The delicate tissue of the human brain is shielded from the dense skull surrounding it by a clear fluid called cerebrospinal fluid, enclosed in a three-layer sack called the meninges. When there is an imbalance between production and resorption of the fluid people can develop increase or decrease pressure of the fluid around the brain. In cases of slow progressive increase of pressure on the brain, the fluid might find a pathway of lower resistance to draine. This commonly happens through the bone that separates the nose from the brain or the ear from the brain.
In cases of where the temporal bone is involved, the fluid will go through the mastoid cavity and middle ear down the Eustachian tube and drain into the back of the nose. Most times patients will present with clear fluid behind the eardrum which turns into continuous clear drainage from the ear when a ventilation tube is placed in the eardrum by the surgeon. This is called CSF otorrhea.
Management of CSF otorrhea is very important since the pathway can become a conduit for air and bacteria to enter around the brain and cause severe infection known as meningitis. To treat this process the surgeon has to both correct the defect where the fluid is coming through and address the reason patient has increased CSF pressure around the brain.

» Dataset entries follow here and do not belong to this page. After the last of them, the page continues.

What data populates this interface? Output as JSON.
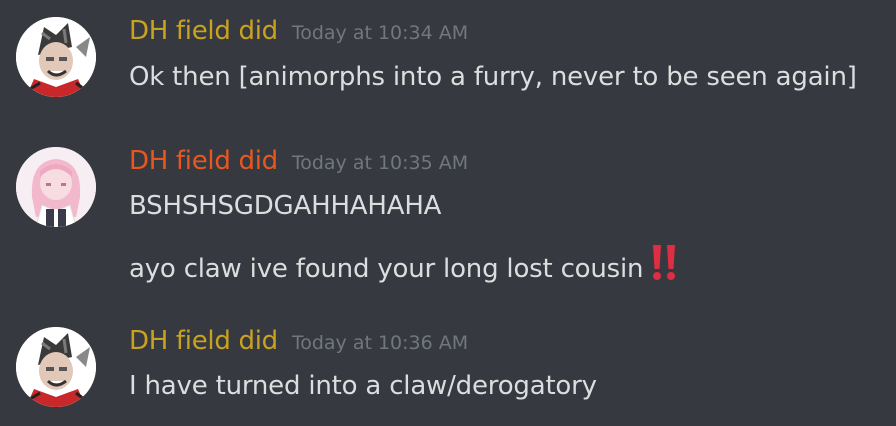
{
  "colors": {
    "background": "#36393f",
    "text": "#dcddde",
    "timestamp": "#72767d",
    "role_gold": "#c9a21f",
    "role_orange": "#e8581e",
    "emoji_red": "#dd2e44"
  },
  "messages": [
    {
      "username": "DH field did",
      "timestamp": "Today at 10:34 AM",
      "avatar": "gundham-avatar",
      "name_color": "#c9a21f",
      "lines": [
        "Ok then [animorphs into a furry, never to be seen again]"
      ]
    },
    {
      "username": "DH field did",
      "timestamp": "Today at 10:35 AM",
      "avatar": "pink-hair-avatar",
      "name_color": "#e8581e",
      "lines": [
        "BSHSHSGDGAHHAHAHA",
        "ayo claw ive found your long lost cousin"
      ],
      "emoji": "double-exclamation-mark"
    },
    {
      "username": "DH field did",
      "timestamp": "Today at 10:36 AM",
      "avatar": "gundham-avatar",
      "name_color": "#c9a21f",
      "lines": [
        "I have turned into a claw/derogatory"
      ]
    }
  ]
}
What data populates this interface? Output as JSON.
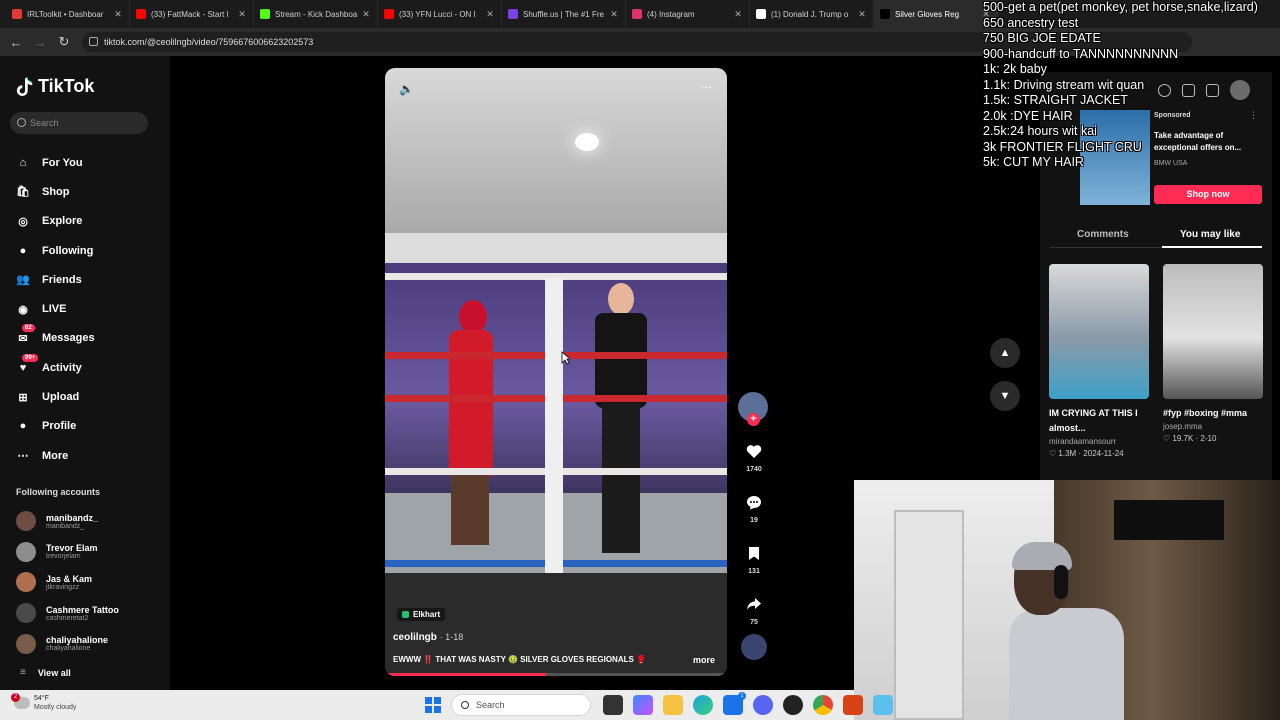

In most cases the cause of increased CSF pressure, also known as intracranial hypertension, is unknown. This condition used to be called pseudotumor cerebri but now, more correctly is called idiopathic intracranial hypertension. It is associated with the female gender, childbearing age, and obesity. However the condition can be seen in males and people who are not obese. The exact cause of the condition is not known at this time. In certain cases the condition appears years later after an episode of meningitis, brain tumors, brain surgery, or other causes that can contribute to poor resorption of CSF.
Treatment of the surgical defect can be done through the mastoid bone, through a middle fossa approach, or combination of the two. Dr. Monfared’s preferred method is to use a middle cranial fossa approach which would allow primary closure or patching of the dura as well as resurfacing of the middle fossa bone which naturally divides the brain and dura from middle ear and mastoid cavity. When the area of the leak is large a muscle flap is also used to reinforce the barrier. A lumbar drain is placed at the time of surgery to allow for low-pressure drainage of the CSF to prevent the fluid leaking through the surgical area. The drain is usually left in place for 3 days which is long enough for the patched area to seal. The patient will be started on a medication that decreases the production of CSF to prevent creation of further leaks down the line.
At times the brain tissue can herniated through the bone of the middle fossa, known as the tegmen, into the middle ear and mastoid. This condition is called an encephalocele and is repaired through a similar approach. The brain tissue that has herniated into the middle ear and mastoid cavity is not viable and usually causes hearing loss and possibly chronic infections.